Oftentimes, getting rid of foggy windows in the house starts with a three-point inspection.

  1. Are the inside and outside temperatures drastically different?
  2. Is there an abundance of plants and vegetation buffering your home?
  3. And, most important for foggy window repair, do you have a broken seal in your double-pane windows

This last question points to a major source of the cloudy, steamed-over look that some houses display year-round, as moisture gathers between the panes and becomes trapped there when a window seal breaks.

The next question, then, is how do you eliminate foggy windows in your house?

How to Get Rid of Foggy Windows in the House

The first thing to know about your foggy windows is that condensation by itself isn't a cause for concern when it comes to glass. Your bathroom mirrors gather moisture all the time when you take a hot shower or bath and suffer no damage as a result. But condensation between the panes of glass means your windows are effectively broken and need to be fixed or, more likely, replaced, as fog is one of the many window problems that can indicate it's time for replacement.

Here's the interesting thing about contemporary windows: Even though they are markedly better than older versions in terms of energy efficiency, construction quality, and overall style, they can almost be too good at keeping air inside the home. Whereas old windows could be loose in places and let humid air escape a steamy room, newer windows keep it trapped inside. But don't worry. Simply cracking a window or opening a door are two easy ways to let the moisture out.
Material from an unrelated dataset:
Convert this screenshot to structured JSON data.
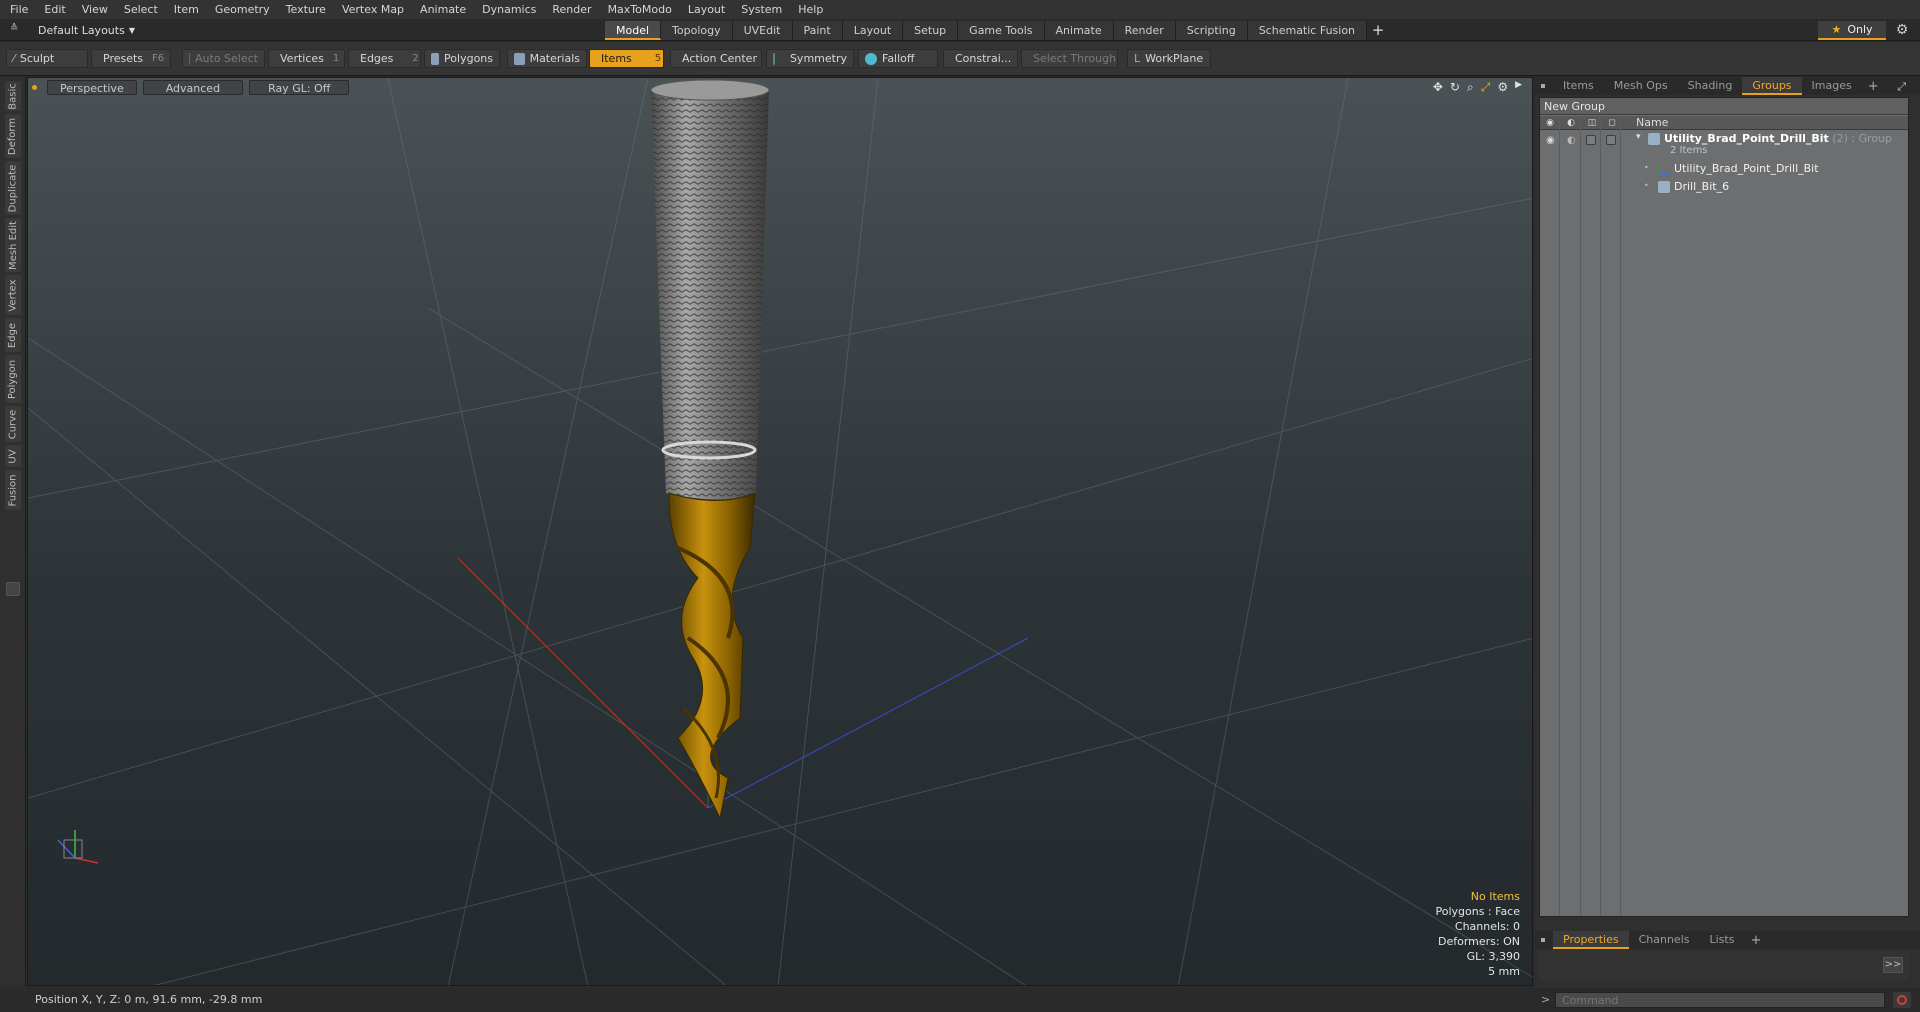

While you don't want condensation inside your windows, you also don't want humid air to wreak havoc on bathrooms, kitchens, and laundry rooms.

While fixing a broken window seal is no small task, there are a few measures you can take to reduce the amount of condensation in your windows while you wait for your repairman or your replacement windows to arrive and be installed, including:

  • Check and replace damaged or worn weather stripping and caulk around windows and doors
  • Open windows during comfortable days to balance out humidity levels
  • Set your thermostat's fan to the "on" position
  • Turn on exhaust fans while cooking or bathing
  • Run a dehumidifier

How to Fix a Foggy Window

What causes a window seal to break, anyway? Age and general wear and tear are obvious reasons, but others include ineffective drainage near the window and water retention inside the frame itself. Or you can just blame science: As windows absorb sunlight, they heat up and the panes expand; when darkness falls, the window cools and those panes contract. Over time, the elements weaken and, ultimately, require replacement.

By and large, double-pane windows (also known as insulated glass windows) are strong and durable. Instances of failure are few and far between, as these windows do a wonderful job of keeping warm or cool air inside during corresponding months. This is partially due to the existence of two seals in these windows — an inner seal to combat against corrosion and moisture, and an outer counterpart to improve the overall strength of the window. Explore different frame materials, like fiberglass, for extended longevity of your new windows.

Outright replacement of double-pane windows with broken seals is usually the easiest route to take, but some homeowners understandably prefer to repair the units instead. In this case, you'd have to replace either the glass panes themselves or the sash. It's wise to determine whether the windows in question are still under a manufacturer's warranty, many of which can stretch 20 years to cover glass seal failure. It is also important to note that if you choose to repair versus replace, chances are you will not have a warranty.

Deciding on Foggy Window Replacement

When you just aren't sure and want an expert opinion, seek professional counsel on whether foggy window repair or replacement is the best choice for your home. Keep in mind that older windows should probably just be replaced anyway, as advancements in engineering and materials make today's windows much more energy efficient and easy to use than models that are, say, two or more decades old.

Broken seals and foggy windows are inconveniences and unsightly, sure, but how pressing of a priority should the repairs be? While occasional condensation is to be expected, failing to address the issue will ultimately cause windows to be permanently fogged. Don't wait until the problem gets worse; call us for a free inspection to determine the best course of action.

If you have a question or want to schedule a free in-home proposal for replacement windows, contact us today.

For more information about when to repair or replace your windows check out our in-depth guide here.